A hunting license from the state of Virginia allows a hunter to hunt small game. However, the following additional licenses, permits and stamps are required should any hunter want to hunt the animal or hunt in the area covered under the jurisdiction of these add-ons.

  • Deer/Turkey License: An additional license is required to hunt deer and turkey. Bag limits apply enforced via a tag system.
  • Bear License: Functions like a Deer/Turkey license with a similar tag system.
  • Archery License: Required to use a bow and restricted to designated archery seasons.
  • Muzzleloader License: Functions like an archery license, applies to primitive weapons such as flintlock rifles. Restricted to a defined season.
  • Bonus Deer Permit: Allows for the bagging of deer more than the tag limit put forth by the Deer/Turkey license. Restricted by daily bag limits as well as location prohibitions.
  • National Forest, Virginia State Forest, Public Access Lands for Sportsmen Use Permit: Individual permits are required to access and hunt on these lands.
  • Federal Migratory Duck Stamp: The federal government requires all hunters in the United States who wish to bag migratory waterfowl to buy this stamp.
  • Virginia Migratory Waterfowl Conservation Stamp: Required by the state to hunt migratory water fowl.

Any hunters in Virginia, licensed or exempt, must enroll in the Harvest Information Program (HIP) if they plan on hunting any migratory game bird in the state including doves, waterfowl, rails, woodcock, snipe, coots, gallinules or moorhens. This enrollment is in addition to any licenses, fees or stamps. This system keeps track of game birds harvested so that accurate population estimates can be made for conservation efforts.

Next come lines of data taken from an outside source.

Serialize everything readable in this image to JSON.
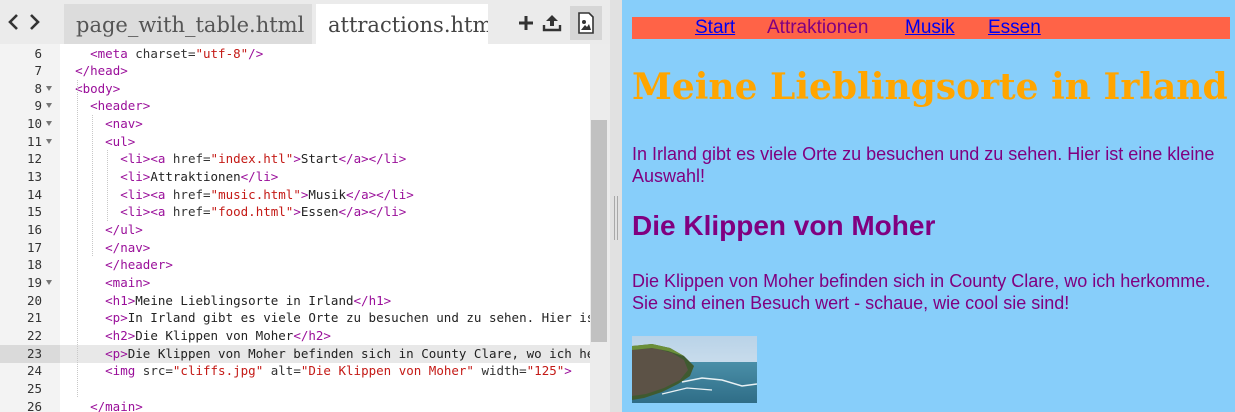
{
  "editor": {
    "tabs": [
      {
        "label": "page_with_table.html"
      },
      {
        "label": "attractions.html"
      }
    ],
    "lines": [
      {
        "num": "6",
        "fold": false
      },
      {
        "num": "7",
        "fold": false
      },
      {
        "num": "8",
        "fold": true
      },
      {
        "num": "9",
        "fold": true
      },
      {
        "num": "10",
        "fold": true
      },
      {
        "num": "11",
        "fold": true
      },
      {
        "num": "12",
        "fold": false
      },
      {
        "num": "13",
        "fold": false
      },
      {
        "num": "14",
        "fold": false
      },
      {
        "num": "15",
        "fold": false
      },
      {
        "num": "16",
        "fold": false
      },
      {
        "num": "17",
        "fold": false
      },
      {
        "num": "18",
        "fold": false
      },
      {
        "num": "19",
        "fold": true
      },
      {
        "num": "20",
        "fold": false
      },
      {
        "num": "21",
        "fold": false
      },
      {
        "num": "22",
        "fold": false
      },
      {
        "num": "23",
        "fold": false,
        "active": true
      },
      {
        "num": "24",
        "fold": false
      },
      {
        "num": "25",
        "fold": false
      },
      {
        "num": "26",
        "fold": false
      }
    ],
    "code": [
      {
        "indent": "    ",
        "parts": [
          [
            "tag",
            "<meta "
          ],
          [
            "attr",
            "charset="
          ],
          [
            "str",
            "\"utf-8\""
          ],
          [
            "tag",
            "/>"
          ]
        ]
      },
      {
        "indent": "  ",
        "parts": [
          [
            "tag",
            "</head>"
          ]
        ]
      },
      {
        "indent": "  ",
        "parts": [
          [
            "tag",
            "<body>"
          ]
        ]
      },
      {
        "indent": "    ",
        "parts": [
          [
            "tag",
            "<header>"
          ]
        ]
      },
      {
        "indent": "      ",
        "parts": [
          [
            "tag",
            "<nav>"
          ]
        ]
      },
      {
        "indent": "      ",
        "parts": [
          [
            "tag",
            "<ul>"
          ]
        ]
      },
      {
        "indent": "        ",
        "parts": [
          [
            "tag",
            "<li><a "
          ],
          [
            "attr",
            "href="
          ],
          [
            "str",
            "\"index.htl\""
          ],
          [
            "tag",
            ">"
          ],
          [
            "text",
            "Start"
          ],
          [
            "tag",
            "</a></li>"
          ]
        ]
      },
      {
        "indent": "        ",
        "parts": [
          [
            "tag",
            "<li>"
          ],
          [
            "text",
            "Attraktionen"
          ],
          [
            "tag",
            "</li>"
          ]
        ]
      },
      {
        "indent": "        ",
        "parts": [
          [
            "tag",
            "<li><a "
          ],
          [
            "attr",
            "href="
          ],
          [
            "str",
            "\"music.html\""
          ],
          [
            "tag",
            ">"
          ],
          [
            "text",
            "Musik"
          ],
          [
            "tag",
            "</a></li>"
          ]
        ]
      },
      {
        "indent": "        ",
        "parts": [
          [
            "tag",
            "<li><a "
          ],
          [
            "attr",
            "href="
          ],
          [
            "str",
            "\"food.html\""
          ],
          [
            "tag",
            ">"
          ],
          [
            "text",
            "Essen"
          ],
          [
            "tag",
            "</a></li>"
          ]
        ]
      },
      {
        "indent": "      ",
        "parts": [
          [
            "tag",
            "</ul>"
          ]
        ]
      },
      {
        "indent": "      ",
        "parts": [
          [
            "tag",
            "</nav>"
          ]
        ]
      },
      {
        "indent": "      ",
        "parts": [
          [
            "tag",
            "</header>"
          ]
        ]
      },
      {
        "indent": "      ",
        "parts": [
          [
            "tag",
            "<main>"
          ]
        ]
      },
      {
        "indent": "      ",
        "parts": [
          [
            "tag",
            "<h1>"
          ],
          [
            "text",
            "Meine Lieblingsorte in Irland"
          ],
          [
            "tag",
            "</h1>"
          ]
        ]
      },
      {
        "indent": "      ",
        "parts": [
          [
            "tag",
            "<p>"
          ],
          [
            "text",
            "In Irland gibt es viele Orte zu besuchen und zu sehen. Hier ist eine kleine Auswahl!"
          ],
          [
            "tag",
            "</p>"
          ]
        ]
      },
      {
        "indent": "      ",
        "parts": [
          [
            "tag",
            "<h2>"
          ],
          [
            "text",
            "Die Klippen von Moher"
          ],
          [
            "tag",
            "</h2>"
          ]
        ]
      },
      {
        "indent": "      ",
        "parts": [
          [
            "tag",
            "<p>"
          ],
          [
            "text",
            "Die Klippen von Moher befinden sich in County Clare, wo ich herkomme."
          ],
          [
            "tag",
            "</p>"
          ]
        ]
      },
      {
        "indent": "      ",
        "parts": [
          [
            "tag",
            "<img "
          ],
          [
            "attr",
            "src="
          ],
          [
            "str",
            "\"cliffs.jpg\""
          ],
          [
            "attr",
            " alt="
          ],
          [
            "str",
            "\"Die Klippen von Moher\""
          ],
          [
            "attr",
            " width="
          ],
          [
            "str",
            "\"125\""
          ],
          [
            "tag",
            ">"
          ]
        ]
      },
      {
        "indent": "",
        "parts": []
      },
      {
        "indent": "    ",
        "parts": [
          [
            "tag",
            "</main>"
          ]
        ]
      }
    ]
  },
  "preview": {
    "nav": {
      "start": "Start",
      "attraktionen": "Attraktionen",
      "musik": "Musik",
      "essen": "Essen"
    },
    "h1": "Meine Lieblingsorte in Irland",
    "p1": "In Irland gibt es viele Orte zu besuchen und zu sehen. Hier ist eine kleine Auswahl!",
    "h2": "Die Klippen von Moher",
    "p2": "Die Klippen von Moher befinden sich in County Clare, wo ich herkomme. Sie sind einen Besuch wert - schaue, wie cool sie sind!"
  },
  "colors": {
    "preview_bg": "#87cefa",
    "nav_bg": "#ff6347",
    "h1": "#ffa500",
    "text": "#800080",
    "link": "#0000ee"
  }
}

Trapping Licenses in Virginia

A license is required to trap animals in the state of Virginia. Additionally, cities or counties may also require a separate trapping license to trap on their grounds. Exemptions and restrictions are similar to those applied to hunting licenses. However, trappers under the age of 16 are also exempt from the license if accompanied by a licensed trapper who is 18 years or older.

Virginia Fishing Licenses

Any angler 16 years or older must obtain a fishing license to fish in the state of Virginia. Resident requirements are identical to those of the hunting license. Exemptions for the fishing license are also identical with guests who are fishing in private ponds, residents who are over the age of 65 fishing in salt water and legally blind persons.

Equivalent non-resident licenses are also available at greater cost.

The DGIF requires separate licenses to fish in salt and fresh water, but also offer combination licenses at higher prices. The DGIF also sells a tidal boat license which entitles the owner of the vessel and any onboard guests to fish in salt and fresh water.

Some add-on licenses and permits may be required in addition to the fishing license and include:

  • Trout Fishing License: Required to fish in designated trout stocked waters.
  • Daily Permits: Some areas require a daily permit for access. These areas include Clinch Mountain, Crooked Creek and Douthat State Park Fee Fishing Areas.
  • Nation Forest and Virginia State Forest Use Permits: Both require individual permits to access and fish on the grounds.
  • County Dip Net Permit: Required to take shad, herring and mullet via dip net.

It might also interest you: